Work task: Below are records. Copy every line with "protegge" in it.

Information provided:
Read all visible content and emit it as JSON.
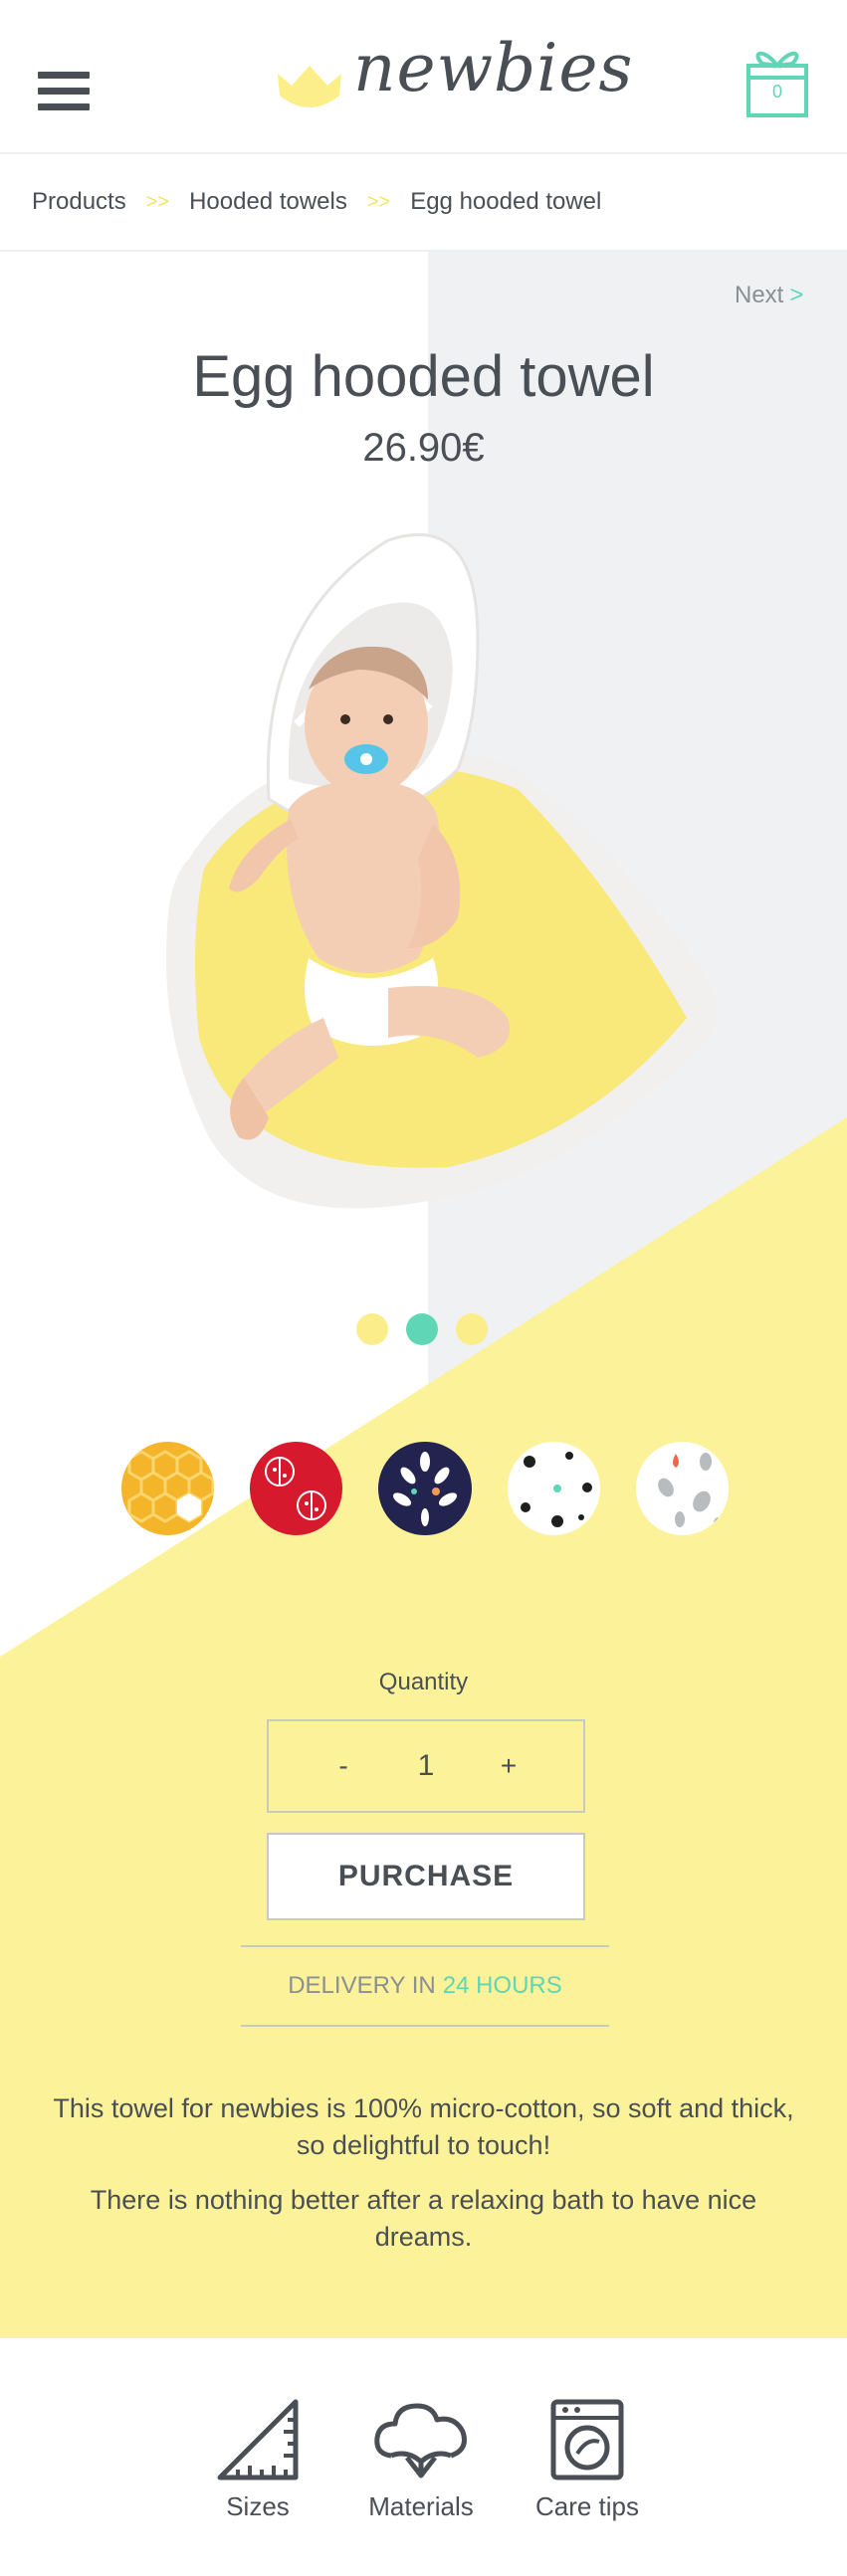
{
  "header": {
    "logo_text": "newbies",
    "cart_count": "0"
  },
  "breadcrumb": {
    "items": [
      "Products",
      "Hooded towels",
      "Egg hooded towel"
    ],
    "separator": ">>"
  },
  "product": {
    "next_label": "Next",
    "next_arrow": ">",
    "title": "Egg hooded towel",
    "price": "26.90€"
  },
  "carousel": {
    "dots": 3,
    "active_index": 1
  },
  "swatches": [
    {
      "name": "yellow-honeycomb",
      "color": "#f5b52a"
    },
    {
      "name": "red-ladybug",
      "color": "#d6192c"
    },
    {
      "name": "navy-leaves",
      "color": "#23234f"
    },
    {
      "name": "white-black-dots",
      "color": "#ffffff"
    },
    {
      "name": "white-grey-drops",
      "color": "#ffffff"
    }
  ],
  "purchase": {
    "quantity_label": "Quantity",
    "minus": "-",
    "plus": "+",
    "quantity_value": "1",
    "button_label": "PURCHASE",
    "delivery_prefix": "DELIVERY IN",
    "delivery_highlight": "24 HOURS"
  },
  "description": [
    "This towel for newbies is 100% micro-cotton, so soft and thick, so delightful to touch!",
    "There is nothing better after a relaxing bath to have nice dreams."
  ],
  "footer_links": [
    {
      "label": "Sizes",
      "icon": "ruler-icon"
    },
    {
      "label": "Materials",
      "icon": "cotton-icon"
    },
    {
      "label": "Care tips",
      "icon": "washing-machine-icon"
    }
  ],
  "colors": {
    "accent_yellow": "#fcf29a",
    "accent_mint": "#5fd6b5",
    "text_dark": "#4a4f55",
    "hero_gray": "#eff1f3"
  }
}
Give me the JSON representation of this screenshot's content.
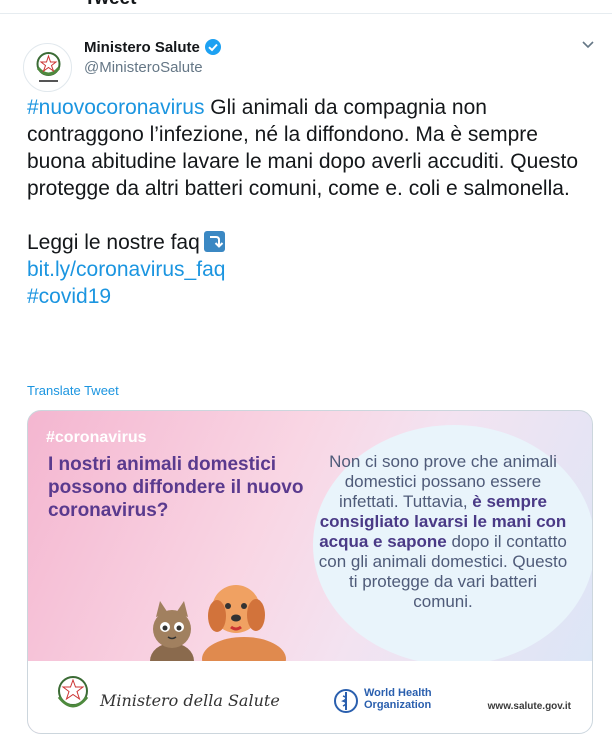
{
  "header": {
    "title": "Tweet"
  },
  "tweet": {
    "author_name": "Ministero Salute",
    "handle": "@MinisteroSalute",
    "verified": true,
    "text_hashtag": "#nuovocoronavirus",
    "text_main": " Gli animali da compagnia non contraggono l’infezione, né la diffondono. Ma è sempre buona abitudine lavare le mani dopo averli accuditi. Questo protegge da altri batteri comuni, come e. coli e salmonella.",
    "faq_label": "Leggi le nostre faq",
    "faq_link": "bit.ly/coronavirus_faq",
    "hashtag2": "#covid19",
    "translate_label": "Translate Tweet"
  },
  "card": {
    "hashtag": "#coronavirus",
    "question": "I nostri animali domestici possono diffondere il nuovo coronavirus?",
    "bubble_part1": "Non ci sono prove che animali domestici possano essere infettati. Tuttavia, ",
    "bubble_bold": "è sempre consigliato lavarsi le mani con acqua e sapone",
    "bubble_part2": " dopo il contatto con gli animali domestici. Questo ti protegge da vari batteri comuni.",
    "ministero_label": "Ministero della Salute",
    "who_line1": "World Health",
    "who_line2": "Organization",
    "site": "www.salute.gov.it"
  },
  "colors": {
    "link": "#1b95e0",
    "purple": "#5a3a8e",
    "pink": "#f4b6d0"
  }
}
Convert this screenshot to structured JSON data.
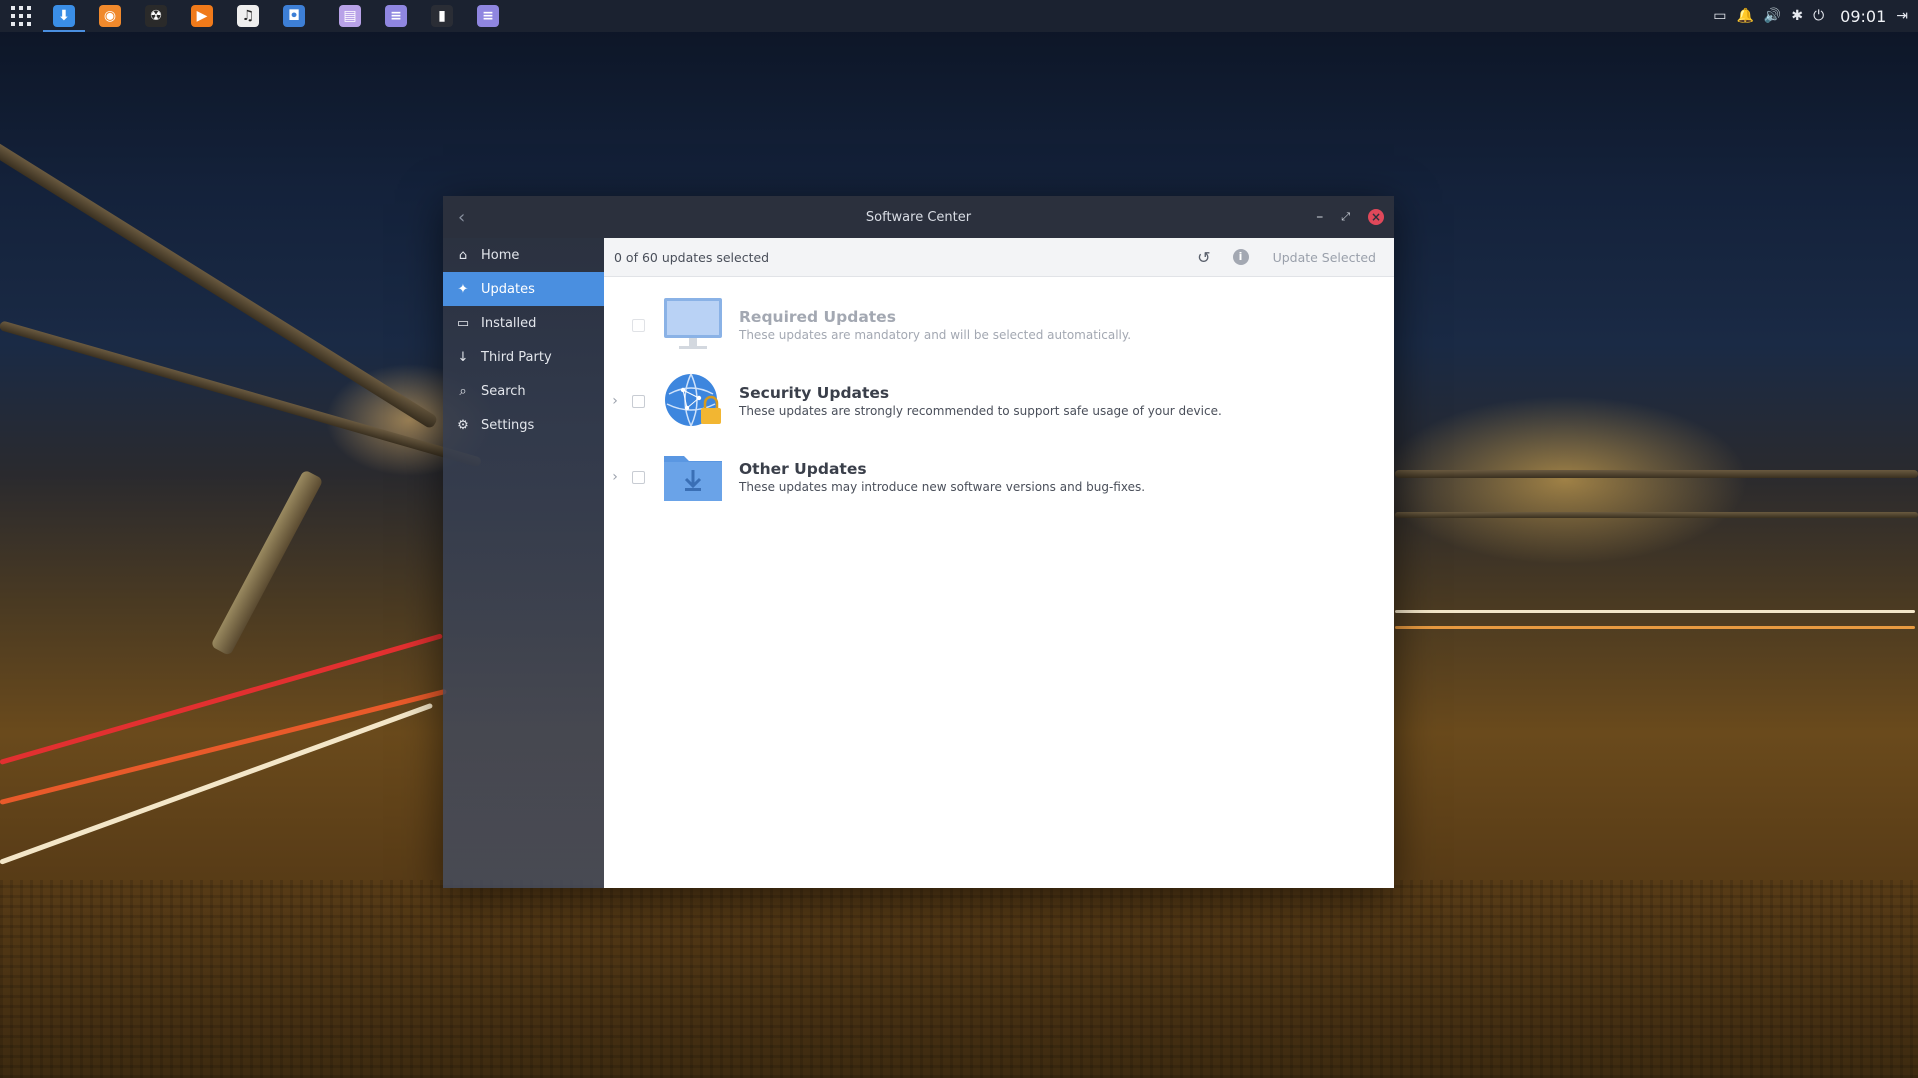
{
  "panel": {
    "launchers": [
      {
        "name": "software-center-launcher-icon",
        "glyph": "⬇",
        "color": "#3a8ee6",
        "running": true
      },
      {
        "name": "firefox-launcher-icon",
        "glyph": "◉",
        "color": "#f0892c",
        "running": false
      },
      {
        "name": "radiation-app-launcher-icon",
        "glyph": "☢",
        "color": "#2a2a2a",
        "running": false
      },
      {
        "name": "media-player-launcher-icon",
        "glyph": "▶",
        "color": "#f07a1a",
        "running": false
      },
      {
        "name": "music-launcher-icon",
        "glyph": "♫",
        "color": "#eeeeee",
        "running": false
      },
      {
        "name": "camera-launcher-icon",
        "glyph": "◘",
        "color": "#3d7fd6",
        "running": false
      },
      {
        "name": "files-launcher-icon",
        "glyph": "▤",
        "color": "#b8a2e8",
        "running": false
      },
      {
        "name": "text-editor-launcher-icon",
        "glyph": "≡",
        "color": "#8f86e0",
        "running": false
      },
      {
        "name": "terminal-launcher-icon",
        "glyph": "▮",
        "color": "#2a2d35",
        "running": false
      },
      {
        "name": "notes-launcher-icon",
        "glyph": "≡",
        "color": "#8f86e0",
        "running": false
      }
    ],
    "tray": [
      {
        "name": "display-icon",
        "glyph": "▭"
      },
      {
        "name": "notification-bell-icon",
        "glyph": "🔔"
      },
      {
        "name": "volume-icon",
        "glyph": "🔊"
      },
      {
        "name": "bluetooth-icon",
        "glyph": "✱"
      },
      {
        "name": "power-icon",
        "glyph": "⏻"
      }
    ],
    "clock": "09:01",
    "logout_icon": "logout-icon"
  },
  "window": {
    "title": "Software Center",
    "back_icon": "chevron-left-icon",
    "minimize_icon": "minimize-icon",
    "maximize_icon": "restore-icon",
    "close_icon": "close-icon"
  },
  "sidebar": {
    "items": [
      {
        "label": "Home",
        "icon": "home-icon",
        "glyph": "⌂",
        "active": false
      },
      {
        "label": "Updates",
        "icon": "gear-icon",
        "glyph": "✦",
        "active": true
      },
      {
        "label": "Installed",
        "icon": "monitor-icon",
        "glyph": "▭",
        "active": false
      },
      {
        "label": "Third Party",
        "icon": "download-arrow-icon",
        "glyph": "↓",
        "active": false
      },
      {
        "label": "Search",
        "icon": "search-icon",
        "glyph": "⌕",
        "active": false
      },
      {
        "label": "Settings",
        "icon": "settings-icon",
        "glyph": "⚙",
        "active": false
      }
    ]
  },
  "toolbar": {
    "status": "0 of 60 updates selected",
    "refresh_icon": "refresh-icon",
    "info_icon": "info-icon",
    "update_selected_label": "Update Selected"
  },
  "updates": [
    {
      "title": "Required Updates",
      "description": "These updates are mandatory and will be selected automatically.",
      "icon": "monitor-icon",
      "expandable": false,
      "disabled": true
    },
    {
      "title": "Security Updates",
      "description": "These updates are strongly recommended to support safe usage of your device.",
      "icon": "globe-lock-icon",
      "expandable": true,
      "disabled": false
    },
    {
      "title": "Other Updates",
      "description": "These updates may introduce new software versions and bug-fixes.",
      "icon": "folder-download-icon",
      "expandable": true,
      "disabled": false
    }
  ]
}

Solution:
    "text_main": " Gli animali da compagnia non contraggono l’infezione, né la diffondono. Ma è sempre buona abitudine lavare le mani dopo averli accuditi. Questo protegge da altri batteri comuni, come e. coli e salmonella.",
    "bubble_part2": " dopo il contatto con gli animali domestici. Questo ti protegge da vari batteri comuni.",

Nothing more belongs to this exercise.